• _WORK TASK_: Each entry should be given again exactly, with any image left out.
▬▬▬
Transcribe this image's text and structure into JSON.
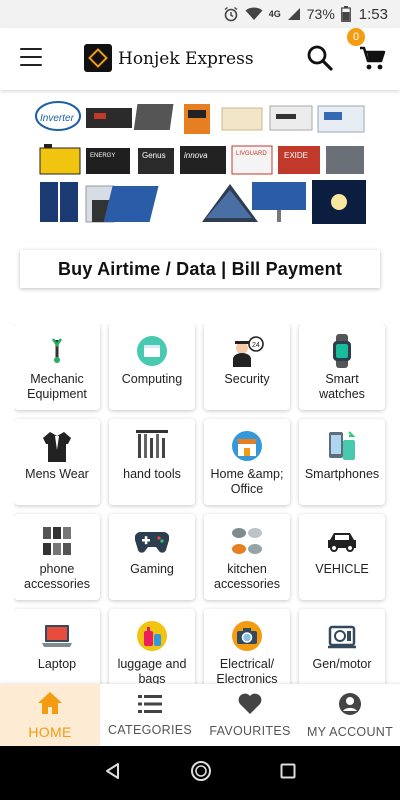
{
  "status_bar": {
    "network": "4G",
    "battery": "73%",
    "time": "1:53"
  },
  "app_bar": {
    "title": "Honjek Express",
    "logo_text": "EXPRESS",
    "cart_count": "0"
  },
  "banner": {
    "brand_text": "Inverter",
    "product_labels": [
      "Genus",
      "innova",
      "LIVGUARD",
      "EXIDE"
    ]
  },
  "bill_bar": {
    "label": "Buy Airtime / Data |   Bill Payment"
  },
  "categories": [
    {
      "label": "Mechanic Equipment",
      "icon": "wrench-icon"
    },
    {
      "label": "Computing",
      "icon": "computing-icon"
    },
    {
      "label": "Security",
      "icon": "security-guard-icon"
    },
    {
      "label": "Smart watches",
      "icon": "smartwatch-icon"
    },
    {
      "label": "Mens Wear",
      "icon": "jacket-icon"
    },
    {
      "label": "hand tools",
      "icon": "tools-icon"
    },
    {
      "label": "Home &amp; Office",
      "icon": "store-icon"
    },
    {
      "label": "Smartphones",
      "icon": "smartphone-icon"
    },
    {
      "label": "phone accessories",
      "icon": "phone-accessories-icon"
    },
    {
      "label": "Gaming",
      "icon": "gamepad-icon"
    },
    {
      "label": "kitchen accessories",
      "icon": "kitchen-icon"
    },
    {
      "label": "VEHICLE",
      "icon": "car-icon"
    },
    {
      "label": "Laptop",
      "icon": "laptop-icon"
    },
    {
      "label": "luggage and bags",
      "icon": "luggage-icon"
    },
    {
      "label": "Electrical/ Electronics",
      "icon": "camera-icon"
    },
    {
      "label": "Gen/motor",
      "icon": "generator-icon"
    }
  ],
  "bottom_nav": [
    {
      "label": "HOME",
      "icon": "home-icon",
      "active": true
    },
    {
      "label": "CATEGORIES",
      "icon": "list-icon",
      "active": false
    },
    {
      "label": "FAVOURITES",
      "icon": "heart-icon",
      "active": false
    },
    {
      "label": "MY ACCOUNT",
      "icon": "account-icon",
      "active": false
    }
  ],
  "colors": {
    "accent": "#f39c12",
    "active_nav_bg": "#fdebd3"
  }
}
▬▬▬
• _YOUR SOLUTION_:
Transcribe this image's text and structure into JSON.
{
  "status_bar": {
    "network": "4G",
    "battery": "73%",
    "time": "1:53"
  },
  "app_bar": {
    "title": "Honjek Express",
    "logo_text": "EXPRESS",
    "cart_count": "0"
  },
  "banner": {
    "brand_text": "Inverter",
    "product_labels": [
      "Genus",
      "innova",
      "LIVGUARD",
      "EXIDE"
    ]
  },
  "bill_bar": {
    "label": "Buy Airtime / Data |   Bill Payment"
  },
  "categories": [
    {
      "label": "Mechanic Equipment",
      "icon": "wrench-icon"
    },
    {
      "label": "Computing",
      "icon": "computing-icon"
    },
    {
      "label": "Security",
      "icon": "security-guard-icon"
    },
    {
      "label": "Smart watches",
      "icon": "smartwatch-icon"
    },
    {
      "label": "Mens Wear",
      "icon": "jacket-icon"
    },
    {
      "label": "hand tools",
      "icon": "tools-icon"
    },
    {
      "label": "Home &amp; Office",
      "icon": "store-icon"
    },
    {
      "label": "Smartphones",
      "icon": "smartphone-icon"
    },
    {
      "label": "phone accessories",
      "icon": "phone-accessories-icon"
    },
    {
      "label": "Gaming",
      "icon": "gamepad-icon"
    },
    {
      "label": "kitchen accessories",
      "icon": "kitchen-icon"
    },
    {
      "label": "VEHICLE",
      "icon": "car-icon"
    },
    {
      "label": "Laptop",
      "icon": "laptop-icon"
    },
    {
      "label": "luggage and bags",
      "icon": "luggage-icon"
    },
    {
      "label": "Electrical/ Electronics",
      "icon": "camera-icon"
    },
    {
      "label": "Gen/motor",
      "icon": "generator-icon"
    }
  ],
  "bottom_nav": [
    {
      "label": "HOME",
      "icon": "home-icon",
      "active": true
    },
    {
      "label": "CATEGORIES",
      "icon": "list-icon",
      "active": false
    },
    {
      "label": "FAVOURITES",
      "icon": "heart-icon",
      "active": false
    },
    {
      "label": "MY ACCOUNT",
      "icon": "account-icon",
      "active": false
    }
  ],
  "colors": {
    "accent": "#f39c12",
    "active_nav_bg": "#fdebd3"
  }
}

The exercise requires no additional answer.